Masha Hamilton’s novel,The Camel Bookmobile, has just been released, and according to Ito, is getting great reviews. Hamilton, a former Middle East and Russia correspondent, will be in the Bay Area from April 27 to April 30.

I haven’t seen the book yet, but find the concept of a camel bookmobile so appealing.

Monday, April 02, 2007

More and More Writing Guides

Two interesting Bay Area book deals from Publisher’s Marketplace:

The 826 Valencia writing centers' first 826 VALENCIA GUIDES, one on writing memoir, edited by Jenny Traig, with an introduction by Dave Eggers, and contributions from AnthonySwofford, Elizabeth Gilbert, Jonathan Ames, Phillip Lopate, Tobias Wolff, and others, and the second on writing fiction, to Sarah Knight at Holt, at auction, by Ted Weinstein at Ted Weinstein Literary Management (NA).

Dave Eggers is expanding his brand into writing books. This is a smart move, for there is a huge market for writing books. I should know, since I am an addict. I bought two this past weekend: Ariel Gore’s How To Become A Famous Writer Before You’re Dead, and Telling True Stories, a NonFiction Writers’ Guide from the Neiman Foundation at Harvard University.

Gore’s guide is laugh-out loud funny and full of practical tips on how to push yourself. Her sections include “Give Yourself a Lit Star Makeover,” and “Become a Brazen Self-Promoter.” The Harvard guide is trading on the name of the Neiman Narrative Conference, one of the country’s only conferences devoted to the craft of journalistic nonfiction.
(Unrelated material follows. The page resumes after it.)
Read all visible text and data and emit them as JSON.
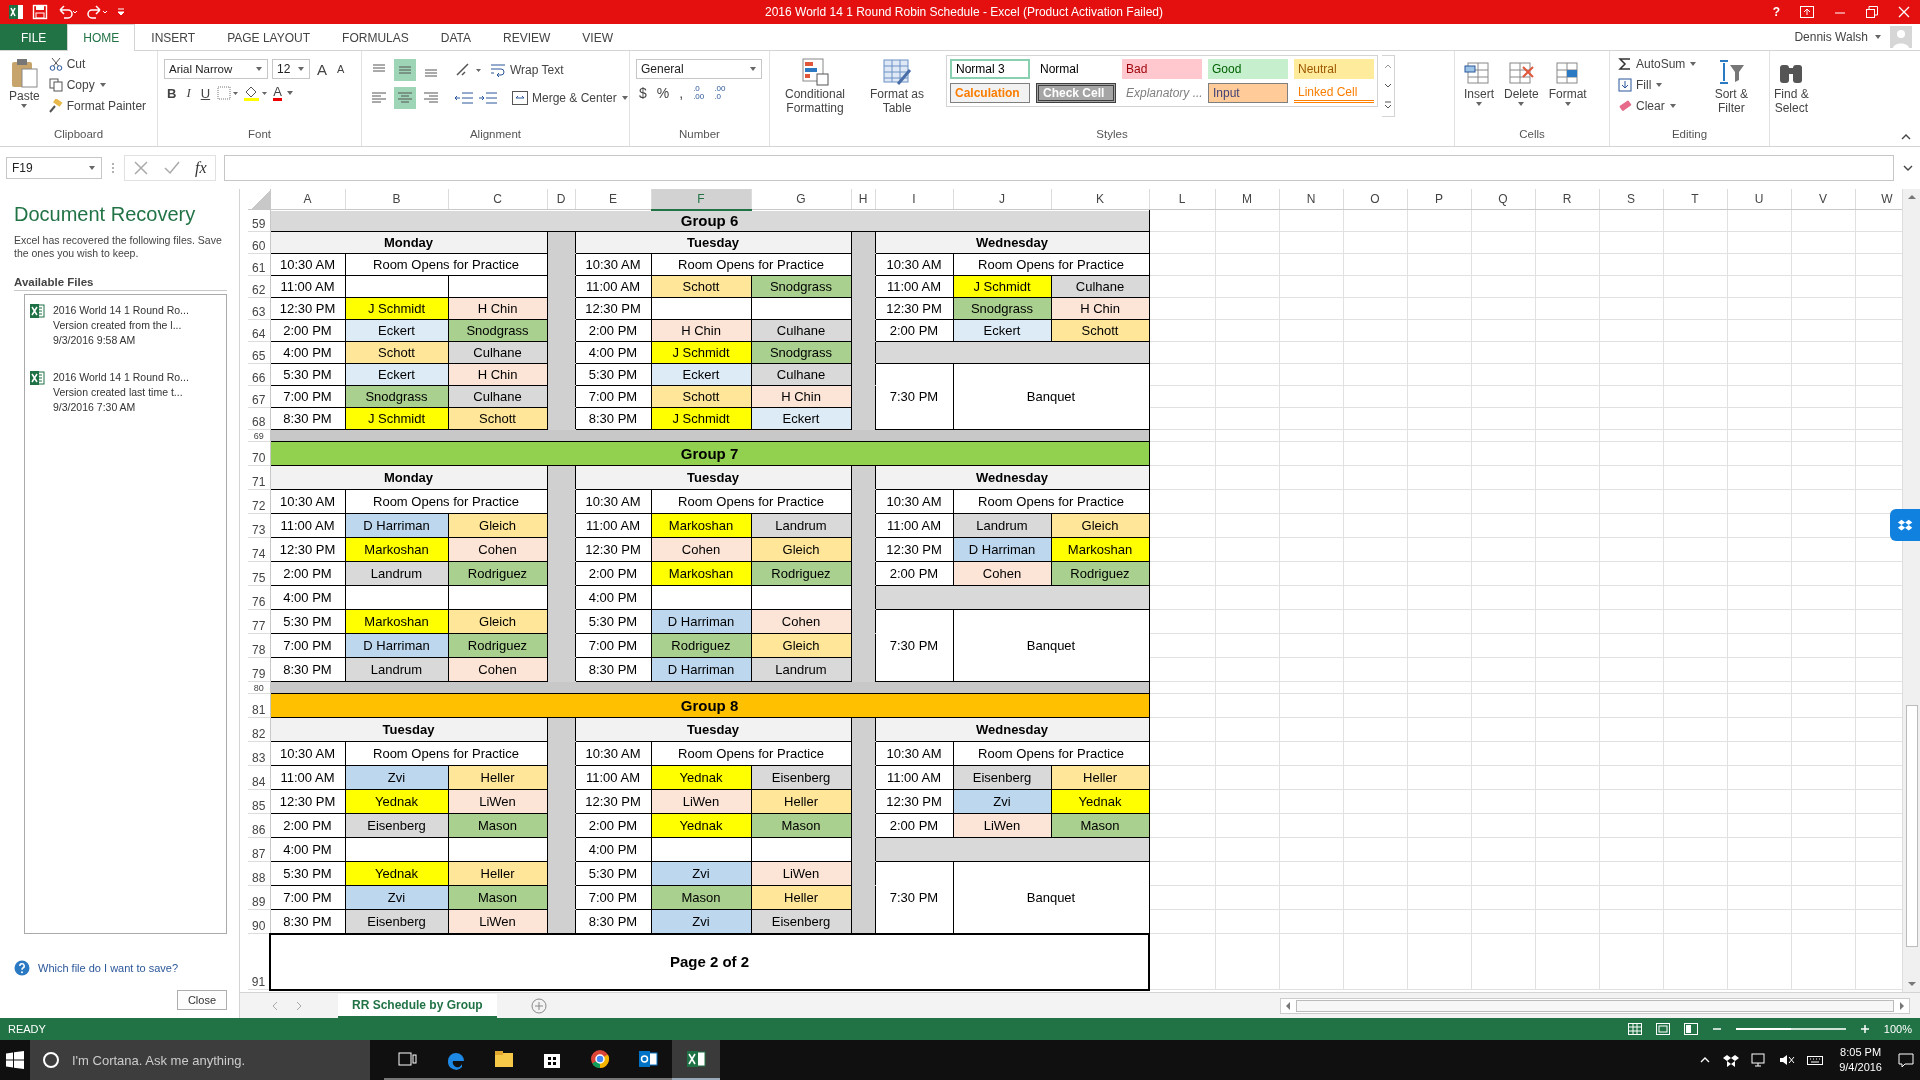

It talks about narrative structure and pacing, creating character, and other tips to bring nonfiction to life.

In another deal:

NPR talk-show host Michael Krasny's OFF MIKE: A Memoir of Talk Radio and Literary Life, describing growing up tough in Cleveland, discovering literature, and becoming instead radio personality who has perhaps interviewed as many writers as anyone -- with reflections on author encounters from Saul Bellow and Salman Rushdie to Margaret Atwood and Alice Walker, to Alan Harvey at Stanford University Press, in a pre-empt, by Amy Rennert at the Amy Rennert Agency.

Very Funny

This is a day late, but Ed Champion has some hilarious April Fools’ Day posts, including “Dan Brown Sues Himself,” “Jonathan Lethem Commits to Five Year Book Tour,” and “Jane Smiley To Stop Writing About Horses.” Check it out.